Suspension of preferential trade status for India under GSP is 'done deal': US
The Generalized System of Preference (GSP) is the largest and oldest US trade preference programme and is designed to promote economic development by allowing duty-free entry for thousands of products from designated beneficiary countries.
Washington: The Trump administration has said it is not going back on its decision to terminate India's designation as a beneficiary developing nation under the key GSP trade programme, terming the suspension a "done deal". The Generalized System of Preference (GSP) is the largest and oldest US trade preference programme and is designed to promote economic development by allowing duty-free entry for thousands of products from designated beneficiary countries.
On March 4, President Donald Trump announced that the US intended to terminate India's designation as a beneficiary developing country under the GSP programme. The 60-day notice period ended on May 3. A formal notification is now expected anytime. The Trump administration has prioritised working with the Government of India to ensure that US companies have a level playing field, a senior State Department official told reporters on Thursday, hours after Narendra Modi was sworn in as Prime Minister for a second time following his spectacular electoral victory in the general elections.
"The persistent market access issues, which we were engaged with our Indian counterparts over the last year, led us to announce in March that we would be suspending or withdrawing India's benefits under the generalised system of Preferences Program," said the official who spoke on the condition of anonymity.
"That suspension is a done deal. Now the task is how do we look ahead; how do we work under the second Modi Administration, to identify a path forward?" the official said, reflecting the Trump administration's decision that the GSP termination is final.
Under the GSP programme, nearly 2,000 products including auto components and textile materials can enter the US duty-free if the beneficiary developing countries meet the eligibility criteria established by Congress. India was the largest beneficiary of the program in 2017 with USD 5.7 billion in imports to the US given duty-free status and Turkey the fifth largest with USD 1.7 billion in covered imports, according to a Congressional Research Service report issued in January.
"We believe there's enormous potential to grow our trade relationship and to help stimulate the jobs that Prime Minister Modi is committed to bringing to an overwhelmingly young Indian population. "We believe that if India is prepared to address policies including data localisation and e-commerce measures, that served to stifle international investment from top tier companies, that we can continue to make significant progress moving forward," the official said.
Noting that President Trump has already made the announcement regarding his decision to terminate the designation of India as a beneficiary nation under GSP, the official said there was a 60-day notification to Congress. The official said that does not rule out in the future, being able to achieve the reforms and the market access that the US needs under this programme to restore benefits.
"But I think we need to be looking forward at how do we relaunch an ambitious set of discussions between our trade teams in order to address these outstanding irritants," the official said, asserting that there is every reason to believe that the GSP suspension will move forward. Responding to questions, the official reiterated that India needed to address some of its major concerns, in particular, those related to market access and data localisation.
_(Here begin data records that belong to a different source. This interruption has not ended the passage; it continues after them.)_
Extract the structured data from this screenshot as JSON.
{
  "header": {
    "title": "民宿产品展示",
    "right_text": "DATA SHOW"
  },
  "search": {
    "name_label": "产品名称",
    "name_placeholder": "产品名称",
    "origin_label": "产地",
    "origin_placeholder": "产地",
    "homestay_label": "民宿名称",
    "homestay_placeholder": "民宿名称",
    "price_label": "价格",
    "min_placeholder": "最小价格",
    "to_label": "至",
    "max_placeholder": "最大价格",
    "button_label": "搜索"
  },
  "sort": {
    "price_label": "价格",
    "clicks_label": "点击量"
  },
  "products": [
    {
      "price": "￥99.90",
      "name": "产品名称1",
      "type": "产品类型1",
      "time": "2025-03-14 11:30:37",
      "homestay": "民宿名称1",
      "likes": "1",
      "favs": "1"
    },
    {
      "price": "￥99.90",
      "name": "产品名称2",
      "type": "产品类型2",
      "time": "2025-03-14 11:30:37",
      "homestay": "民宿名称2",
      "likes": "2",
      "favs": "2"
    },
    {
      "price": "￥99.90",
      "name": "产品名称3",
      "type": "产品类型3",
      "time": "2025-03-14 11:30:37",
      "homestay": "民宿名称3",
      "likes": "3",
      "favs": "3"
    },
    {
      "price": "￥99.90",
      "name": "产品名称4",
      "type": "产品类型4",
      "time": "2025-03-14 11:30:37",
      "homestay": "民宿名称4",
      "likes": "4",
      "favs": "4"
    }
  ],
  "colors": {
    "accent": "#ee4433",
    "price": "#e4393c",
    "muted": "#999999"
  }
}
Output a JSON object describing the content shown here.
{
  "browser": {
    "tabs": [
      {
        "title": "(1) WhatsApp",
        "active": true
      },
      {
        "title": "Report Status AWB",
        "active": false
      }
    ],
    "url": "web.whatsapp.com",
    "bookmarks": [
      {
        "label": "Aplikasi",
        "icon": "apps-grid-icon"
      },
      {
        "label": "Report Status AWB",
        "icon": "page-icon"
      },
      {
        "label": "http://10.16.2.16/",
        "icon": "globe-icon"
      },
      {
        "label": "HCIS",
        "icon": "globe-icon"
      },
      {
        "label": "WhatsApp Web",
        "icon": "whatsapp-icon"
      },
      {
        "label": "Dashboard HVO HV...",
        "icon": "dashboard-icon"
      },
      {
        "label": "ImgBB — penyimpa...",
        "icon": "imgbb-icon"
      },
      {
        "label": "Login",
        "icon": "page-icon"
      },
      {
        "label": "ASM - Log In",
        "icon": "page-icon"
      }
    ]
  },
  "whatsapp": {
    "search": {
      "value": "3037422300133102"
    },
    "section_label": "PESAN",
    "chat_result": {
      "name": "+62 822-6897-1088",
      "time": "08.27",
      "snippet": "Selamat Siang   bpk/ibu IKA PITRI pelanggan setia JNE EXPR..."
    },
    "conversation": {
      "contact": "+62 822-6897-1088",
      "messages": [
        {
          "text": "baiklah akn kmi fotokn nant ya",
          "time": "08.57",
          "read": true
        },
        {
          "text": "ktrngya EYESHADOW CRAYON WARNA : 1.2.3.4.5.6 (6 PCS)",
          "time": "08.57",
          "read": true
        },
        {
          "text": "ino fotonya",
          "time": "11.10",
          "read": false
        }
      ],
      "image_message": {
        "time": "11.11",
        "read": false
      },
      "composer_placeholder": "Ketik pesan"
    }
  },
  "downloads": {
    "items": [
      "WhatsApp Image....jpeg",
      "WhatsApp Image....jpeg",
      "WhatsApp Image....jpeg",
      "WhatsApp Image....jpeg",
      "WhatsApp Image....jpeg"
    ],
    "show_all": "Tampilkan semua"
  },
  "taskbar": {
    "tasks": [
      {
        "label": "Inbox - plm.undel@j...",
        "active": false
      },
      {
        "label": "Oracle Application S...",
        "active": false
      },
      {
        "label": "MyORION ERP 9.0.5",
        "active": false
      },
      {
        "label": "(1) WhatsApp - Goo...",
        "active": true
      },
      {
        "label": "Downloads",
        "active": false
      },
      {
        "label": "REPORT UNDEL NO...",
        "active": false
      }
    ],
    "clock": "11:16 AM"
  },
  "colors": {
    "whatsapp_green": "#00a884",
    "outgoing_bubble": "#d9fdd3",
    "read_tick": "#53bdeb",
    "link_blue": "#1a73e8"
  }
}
"Data localisation is a phenomenon that's been taking place globally where we've seen increasing digital protectionism. While we recognise that there are legitimate security and privacy and law enforcement issues related to data protection, we're looking at nearly eight per cent of India's GDP, about USD 160 billion is associated with IT firms who depend upon the free flow of data," the official said.
So, the US does not want to see market access barriers to American firms in India when the Indian companies currently enjoy largely unfettered access to the US markets, the official said. These issues, as well as that surrounding e-commerce, will certainly be a topic of conversation with the Indians, the official said.
The senior State Department official said there has been significant growth in the bilateral trade relationship as well as a narrowing of the trade deficit. The bilateral trade is now at about USD 142 billion. US exports last year increased by 28 per cent. The trade deficits for goods and services stands at about USD 24 billion, which is about 11.9 per cent reduction.
"We have also seen strategic Indian investments in aviation, defence, oil and gas. In the last year, India has imported more than USD 3.3 billion worth of US crude and is contracted to import USD 2 billion worth of liquefied natural gas annually which obviously brings tangible benefits to both our economies and our people," the official said.
At the same time, the official asserted that the tension remained between the two countries. "India remains one of the least open major economies in the world. The Trump administration is committed to ensuring free and fair and reciprocal trade. And we've prioritised working with the government of India to ensure that US companies have a level playing field," the official said.